*WHAT THE EXERCISE ASKS*
Each line of the data that includes "name" must be copied.

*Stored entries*
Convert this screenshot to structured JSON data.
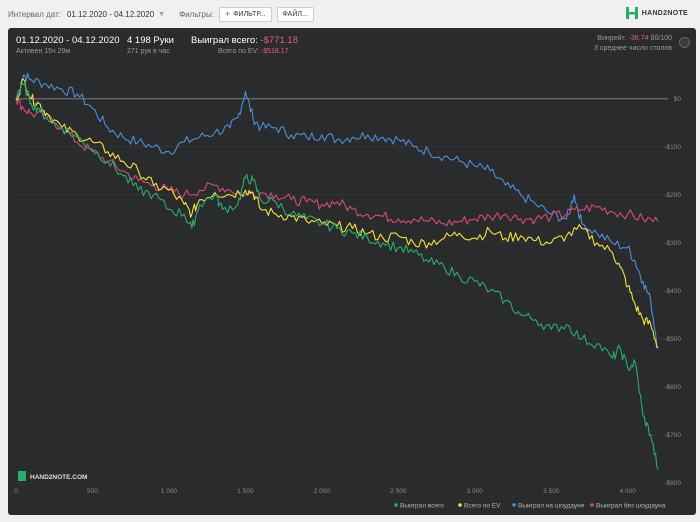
{
  "toolbar": {
    "interval_label": "Интервал дат:",
    "date_range": "01.12.2020 - 04.12.2020",
    "filters_label": "Фильтры:",
    "filter_button": "ФИЛЬТР...",
    "file_button": "ФАЙЛ..."
  },
  "logo": {
    "text": "HAND2NOTE"
  },
  "header": {
    "range": "01.12.2020 - 04.12.2020",
    "active": "Активен 15ч 29м",
    "hands": "4 198 Руки",
    "rate": "271 рук в час",
    "won_label": "Выиграл всего:",
    "won_value": "-$771.18",
    "ev_label": "Всего по EV:",
    "ev_value": "-$518.17",
    "vpip_label": "Винрейт:",
    "vpip_value": "-36.74",
    "vpip_suffix": "бб/100",
    "tables": "3 среднее число столов"
  },
  "watermark": "HAND2NOTE.COM",
  "colors": {
    "total": "#2aad6a",
    "ev": "#f2e23a",
    "showdown": "#4a8fd8",
    "nonshowdown": "#d8487a",
    "zero_line": "#8a8a8a",
    "grid": "#3a3b3d",
    "panel": "#2a2b2d"
  },
  "chart_data": {
    "type": "line",
    "x_ticks": [
      "0",
      "500",
      "1 000",
      "1 500",
      "2 000",
      "2 500",
      "3 000",
      "3 500",
      "4 000"
    ],
    "y_ticks": [
      "$0",
      "-$100",
      "-$200",
      "-$300",
      "-$400",
      "-$500",
      "-$600",
      "-$700",
      "-$800"
    ],
    "xlim": [
      0,
      4198
    ],
    "ylim": [
      -800,
      60
    ],
    "series": [
      {
        "name": "Выиграл всего",
        "color_key": "total",
        "points": [
          [
            0,
            0
          ],
          [
            50,
            30
          ],
          [
            100,
            -10
          ],
          [
            150,
            -20
          ],
          [
            200,
            -40
          ],
          [
            300,
            -60
          ],
          [
            400,
            -80
          ],
          [
            500,
            -105
          ],
          [
            600,
            -130
          ],
          [
            700,
            -160
          ],
          [
            800,
            -190
          ],
          [
            900,
            -200
          ],
          [
            1000,
            -230
          ],
          [
            1100,
            -240
          ],
          [
            1150,
            -270
          ],
          [
            1200,
            -220
          ],
          [
            1300,
            -200
          ],
          [
            1350,
            -230
          ],
          [
            1450,
            -220
          ],
          [
            1500,
            -165
          ],
          [
            1550,
            -170
          ],
          [
            1600,
            -210
          ],
          [
            1700,
            -215
          ],
          [
            1800,
            -240
          ],
          [
            1900,
            -250
          ],
          [
            2000,
            -260
          ],
          [
            2100,
            -270
          ],
          [
            2200,
            -280
          ],
          [
            2300,
            -290
          ],
          [
            2400,
            -300
          ],
          [
            2500,
            -310
          ],
          [
            2600,
            -320
          ],
          [
            2700,
            -340
          ],
          [
            2800,
            -350
          ],
          [
            2900,
            -370
          ],
          [
            3000,
            -380
          ],
          [
            3100,
            -400
          ],
          [
            3200,
            -420
          ],
          [
            3300,
            -450
          ],
          [
            3400,
            -460
          ],
          [
            3500,
            -480
          ],
          [
            3600,
            -470
          ],
          [
            3700,
            -500
          ],
          [
            3800,
            -510
          ],
          [
            3900,
            -540
          ],
          [
            3950,
            -520
          ],
          [
            4000,
            -560
          ],
          [
            4050,
            -550
          ],
          [
            4100,
            -660
          ],
          [
            4150,
            -700
          ],
          [
            4198,
            -771
          ]
        ]
      },
      {
        "name": "Всего по EV",
        "color_key": "ev",
        "points": [
          [
            0,
            0
          ],
          [
            50,
            40
          ],
          [
            100,
            0
          ],
          [
            150,
            -10
          ],
          [
            200,
            -30
          ],
          [
            300,
            -60
          ],
          [
            400,
            -75
          ],
          [
            500,
            -90
          ],
          [
            600,
            -110
          ],
          [
            700,
            -130
          ],
          [
            800,
            -150
          ],
          [
            900,
            -180
          ],
          [
            1000,
            -190
          ],
          [
            1100,
            -220
          ],
          [
            1150,
            -240
          ],
          [
            1200,
            -210
          ],
          [
            1300,
            -195
          ],
          [
            1400,
            -200
          ],
          [
            1500,
            -190
          ],
          [
            1550,
            -195
          ],
          [
            1600,
            -230
          ],
          [
            1700,
            -240
          ],
          [
            1800,
            -245
          ],
          [
            1900,
            -255
          ],
          [
            2000,
            -260
          ],
          [
            2100,
            -265
          ],
          [
            2200,
            -270
          ],
          [
            2300,
            -280
          ],
          [
            2400,
            -290
          ],
          [
            2500,
            -285
          ],
          [
            2600,
            -300
          ],
          [
            2700,
            -300
          ],
          [
            2800,
            -290
          ],
          [
            2900,
            -280
          ],
          [
            3000,
            -290
          ],
          [
            3100,
            -275
          ],
          [
            3200,
            -290
          ],
          [
            3300,
            -285
          ],
          [
            3400,
            -295
          ],
          [
            3500,
            -300
          ],
          [
            3600,
            -285
          ],
          [
            3700,
            -270
          ],
          [
            3800,
            -300
          ],
          [
            3900,
            -320
          ],
          [
            3950,
            -350
          ],
          [
            4000,
            -390
          ],
          [
            4050,
            -430
          ],
          [
            4100,
            -460
          ],
          [
            4150,
            -470
          ],
          [
            4198,
            -518
          ]
        ]
      },
      {
        "name": "Выиграл на шоудауне",
        "color_key": "showdown",
        "points": [
          [
            0,
            0
          ],
          [
            50,
            50
          ],
          [
            100,
            40
          ],
          [
            200,
            30
          ],
          [
            300,
            20
          ],
          [
            400,
            10
          ],
          [
            500,
            -20
          ],
          [
            600,
            -60
          ],
          [
            700,
            -80
          ],
          [
            800,
            -90
          ],
          [
            900,
            -100
          ],
          [
            1000,
            -110
          ],
          [
            1100,
            -90
          ],
          [
            1200,
            -80
          ],
          [
            1300,
            -70
          ],
          [
            1400,
            -60
          ],
          [
            1450,
            -40
          ],
          [
            1500,
            15
          ],
          [
            1550,
            -40
          ],
          [
            1600,
            -60
          ],
          [
            1700,
            -60
          ],
          [
            1800,
            -75
          ],
          [
            1900,
            -80
          ],
          [
            2000,
            -75
          ],
          [
            2100,
            -85
          ],
          [
            2200,
            -80
          ],
          [
            2300,
            -75
          ],
          [
            2400,
            -80
          ],
          [
            2500,
            -85
          ],
          [
            2600,
            -100
          ],
          [
            2700,
            -110
          ],
          [
            2800,
            -120
          ],
          [
            2900,
            -130
          ],
          [
            3000,
            -140
          ],
          [
            3100,
            -150
          ],
          [
            3200,
            -180
          ],
          [
            3300,
            -200
          ],
          [
            3400,
            -220
          ],
          [
            3500,
            -240
          ],
          [
            3600,
            -250
          ],
          [
            3650,
            -200
          ],
          [
            3700,
            -260
          ],
          [
            3800,
            -280
          ],
          [
            3900,
            -300
          ],
          [
            4000,
            -310
          ],
          [
            4050,
            -340
          ],
          [
            4100,
            -380
          ],
          [
            4150,
            -420
          ],
          [
            4198,
            -520
          ]
        ]
      },
      {
        "name": "Выиграл без шоудауна",
        "color_key": "nonshowdown",
        "points": [
          [
            0,
            0
          ],
          [
            50,
            -20
          ],
          [
            100,
            -30
          ],
          [
            200,
            -40
          ],
          [
            300,
            -60
          ],
          [
            400,
            -90
          ],
          [
            500,
            -110
          ],
          [
            600,
            -130
          ],
          [
            700,
            -150
          ],
          [
            800,
            -170
          ],
          [
            900,
            -180
          ],
          [
            1000,
            -190
          ],
          [
            1100,
            -200
          ],
          [
            1200,
            -190
          ],
          [
            1300,
            -180
          ],
          [
            1400,
            -190
          ],
          [
            1500,
            -200
          ],
          [
            1600,
            -195
          ],
          [
            1700,
            -200
          ],
          [
            1800,
            -210
          ],
          [
            1900,
            -215
          ],
          [
            2000,
            -220
          ],
          [
            2100,
            -215
          ],
          [
            2200,
            -230
          ],
          [
            2300,
            -240
          ],
          [
            2400,
            -245
          ],
          [
            2500,
            -250
          ],
          [
            2600,
            -250
          ],
          [
            2700,
            -255
          ],
          [
            2800,
            -260
          ],
          [
            2900,
            -255
          ],
          [
            3000,
            -250
          ],
          [
            3100,
            -245
          ],
          [
            3200,
            -240
          ],
          [
            3300,
            -250
          ],
          [
            3400,
            -250
          ],
          [
            3500,
            -245
          ],
          [
            3600,
            -240
          ],
          [
            3700,
            -230
          ],
          [
            3800,
            -225
          ],
          [
            3900,
            -235
          ],
          [
            4000,
            -240
          ],
          [
            4100,
            -250
          ],
          [
            4198,
            -255
          ]
        ]
      }
    ]
  }
}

*SOLVED EXERCISE*
        "name": "Выиграл всего",
        "name": "Всего по EV",
        "name": "Выиграл на шоудауне",
        "name": "Выиграл без шоудауна",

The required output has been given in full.